*** Block opens ***
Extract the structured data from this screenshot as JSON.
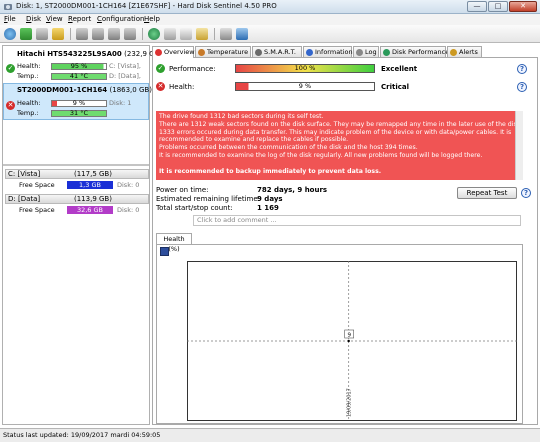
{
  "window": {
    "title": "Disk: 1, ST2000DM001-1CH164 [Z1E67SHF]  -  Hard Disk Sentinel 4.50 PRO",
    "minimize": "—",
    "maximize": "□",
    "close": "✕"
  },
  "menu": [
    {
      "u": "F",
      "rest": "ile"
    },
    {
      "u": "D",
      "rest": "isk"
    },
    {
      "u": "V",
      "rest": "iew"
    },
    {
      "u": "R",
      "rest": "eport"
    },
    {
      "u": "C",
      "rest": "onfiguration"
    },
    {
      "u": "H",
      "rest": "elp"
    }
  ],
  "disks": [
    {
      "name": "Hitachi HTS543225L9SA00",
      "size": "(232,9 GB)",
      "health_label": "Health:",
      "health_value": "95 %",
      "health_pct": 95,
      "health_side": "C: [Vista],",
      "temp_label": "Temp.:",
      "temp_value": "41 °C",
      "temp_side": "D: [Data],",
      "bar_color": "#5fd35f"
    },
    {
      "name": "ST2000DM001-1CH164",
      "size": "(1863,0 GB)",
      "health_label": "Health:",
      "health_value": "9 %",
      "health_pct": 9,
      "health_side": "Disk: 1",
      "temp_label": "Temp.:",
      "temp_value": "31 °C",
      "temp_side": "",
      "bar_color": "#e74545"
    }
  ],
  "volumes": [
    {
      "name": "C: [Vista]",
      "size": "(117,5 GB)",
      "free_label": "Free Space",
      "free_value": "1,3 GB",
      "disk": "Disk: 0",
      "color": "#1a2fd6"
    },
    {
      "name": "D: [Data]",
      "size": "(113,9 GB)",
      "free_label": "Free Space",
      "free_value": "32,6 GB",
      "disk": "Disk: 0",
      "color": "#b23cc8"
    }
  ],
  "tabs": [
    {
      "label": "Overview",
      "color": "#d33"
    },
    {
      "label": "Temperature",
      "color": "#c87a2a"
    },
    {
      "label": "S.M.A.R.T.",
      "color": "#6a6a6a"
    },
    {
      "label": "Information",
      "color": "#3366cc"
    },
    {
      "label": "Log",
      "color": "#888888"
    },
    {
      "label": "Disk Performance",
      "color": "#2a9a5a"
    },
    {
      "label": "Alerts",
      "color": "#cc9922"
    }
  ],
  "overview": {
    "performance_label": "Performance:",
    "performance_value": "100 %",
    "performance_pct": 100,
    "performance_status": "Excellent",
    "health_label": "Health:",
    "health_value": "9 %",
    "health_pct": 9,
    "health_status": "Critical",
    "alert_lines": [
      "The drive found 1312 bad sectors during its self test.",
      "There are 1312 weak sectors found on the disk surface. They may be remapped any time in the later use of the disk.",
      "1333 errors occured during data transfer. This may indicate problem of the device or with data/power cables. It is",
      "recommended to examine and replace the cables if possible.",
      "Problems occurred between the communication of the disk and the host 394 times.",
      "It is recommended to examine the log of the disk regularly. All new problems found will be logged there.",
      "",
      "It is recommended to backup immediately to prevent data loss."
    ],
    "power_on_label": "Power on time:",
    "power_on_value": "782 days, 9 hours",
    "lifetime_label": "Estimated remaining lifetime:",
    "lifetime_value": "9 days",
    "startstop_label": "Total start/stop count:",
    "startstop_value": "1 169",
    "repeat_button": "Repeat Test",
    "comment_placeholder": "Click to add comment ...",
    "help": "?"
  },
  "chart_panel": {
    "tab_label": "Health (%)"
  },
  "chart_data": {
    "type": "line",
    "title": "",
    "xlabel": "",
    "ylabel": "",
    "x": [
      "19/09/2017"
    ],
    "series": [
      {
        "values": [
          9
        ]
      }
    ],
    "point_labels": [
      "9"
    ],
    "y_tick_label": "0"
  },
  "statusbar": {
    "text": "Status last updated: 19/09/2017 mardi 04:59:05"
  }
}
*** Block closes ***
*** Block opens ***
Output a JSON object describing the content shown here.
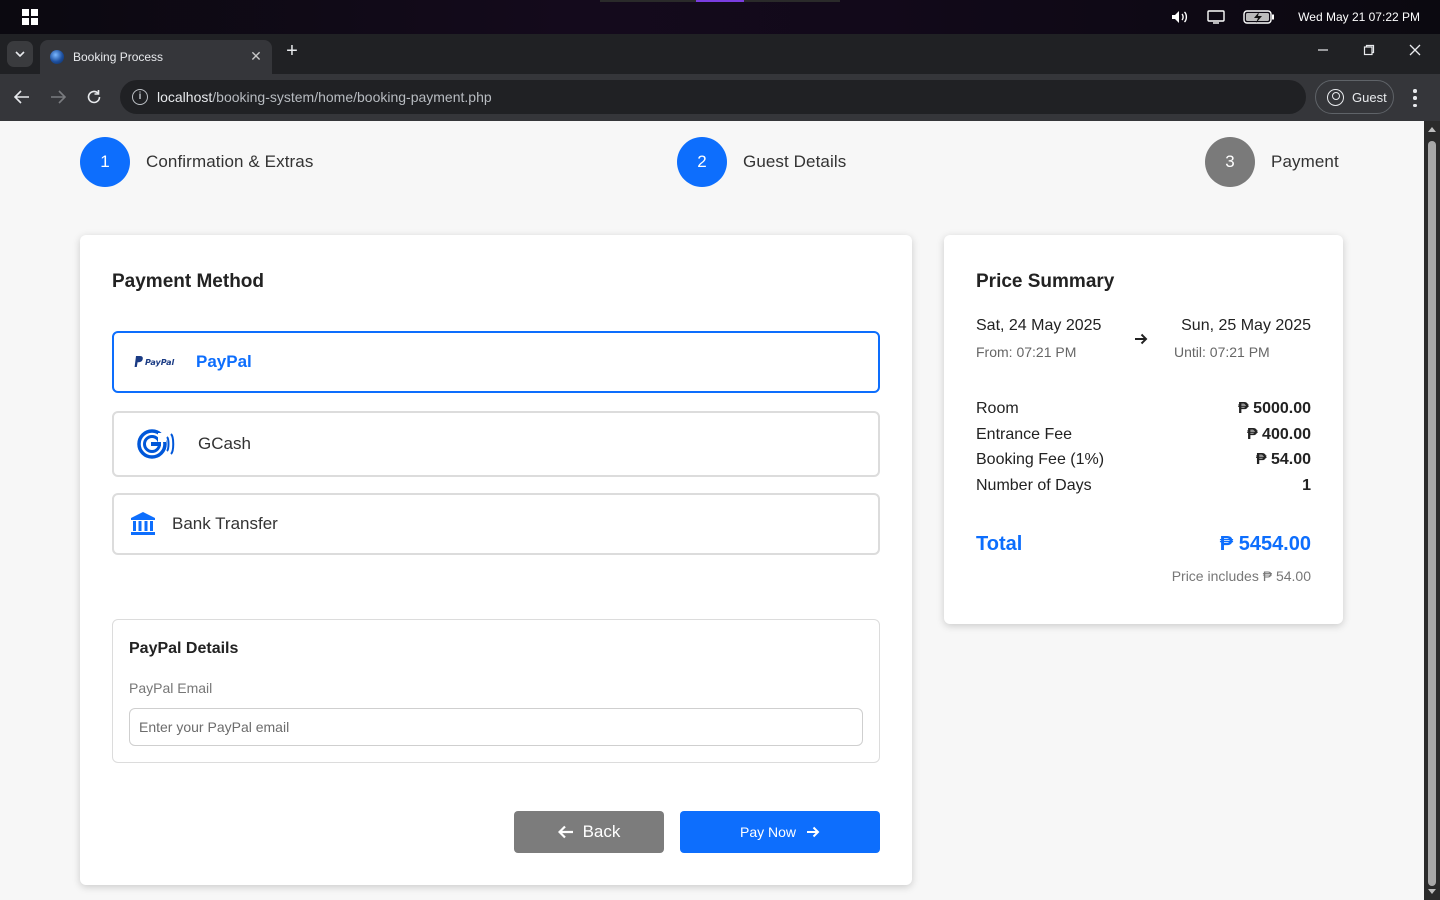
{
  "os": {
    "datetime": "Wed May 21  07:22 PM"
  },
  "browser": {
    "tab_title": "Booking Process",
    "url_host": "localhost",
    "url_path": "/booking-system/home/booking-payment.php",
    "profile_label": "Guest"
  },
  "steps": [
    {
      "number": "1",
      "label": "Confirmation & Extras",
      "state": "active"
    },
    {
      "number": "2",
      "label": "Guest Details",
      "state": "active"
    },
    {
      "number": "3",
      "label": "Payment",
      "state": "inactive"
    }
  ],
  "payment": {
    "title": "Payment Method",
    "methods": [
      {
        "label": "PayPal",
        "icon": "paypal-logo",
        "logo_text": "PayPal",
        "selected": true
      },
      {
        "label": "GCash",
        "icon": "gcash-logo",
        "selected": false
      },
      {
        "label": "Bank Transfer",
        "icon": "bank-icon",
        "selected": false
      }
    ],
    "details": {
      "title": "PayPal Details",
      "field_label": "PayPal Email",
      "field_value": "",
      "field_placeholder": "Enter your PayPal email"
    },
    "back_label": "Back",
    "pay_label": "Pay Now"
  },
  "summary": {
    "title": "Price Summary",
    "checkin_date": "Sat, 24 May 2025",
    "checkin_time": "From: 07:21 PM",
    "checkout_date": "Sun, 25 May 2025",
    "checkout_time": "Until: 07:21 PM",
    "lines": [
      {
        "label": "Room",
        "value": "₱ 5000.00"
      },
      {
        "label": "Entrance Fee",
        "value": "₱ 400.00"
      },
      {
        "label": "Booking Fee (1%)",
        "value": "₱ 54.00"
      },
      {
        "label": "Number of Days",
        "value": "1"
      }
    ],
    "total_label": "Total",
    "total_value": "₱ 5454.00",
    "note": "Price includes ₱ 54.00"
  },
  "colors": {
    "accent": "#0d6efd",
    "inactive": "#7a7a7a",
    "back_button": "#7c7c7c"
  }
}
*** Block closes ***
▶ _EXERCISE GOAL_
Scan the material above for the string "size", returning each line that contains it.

▶ _EXPECTED OUTPUT_
      "size": "(232,9 GB)",
      "size": "(1863,0 GB)",
      "size": "(117,5 GB)",
      "size": "(113,9 GB)",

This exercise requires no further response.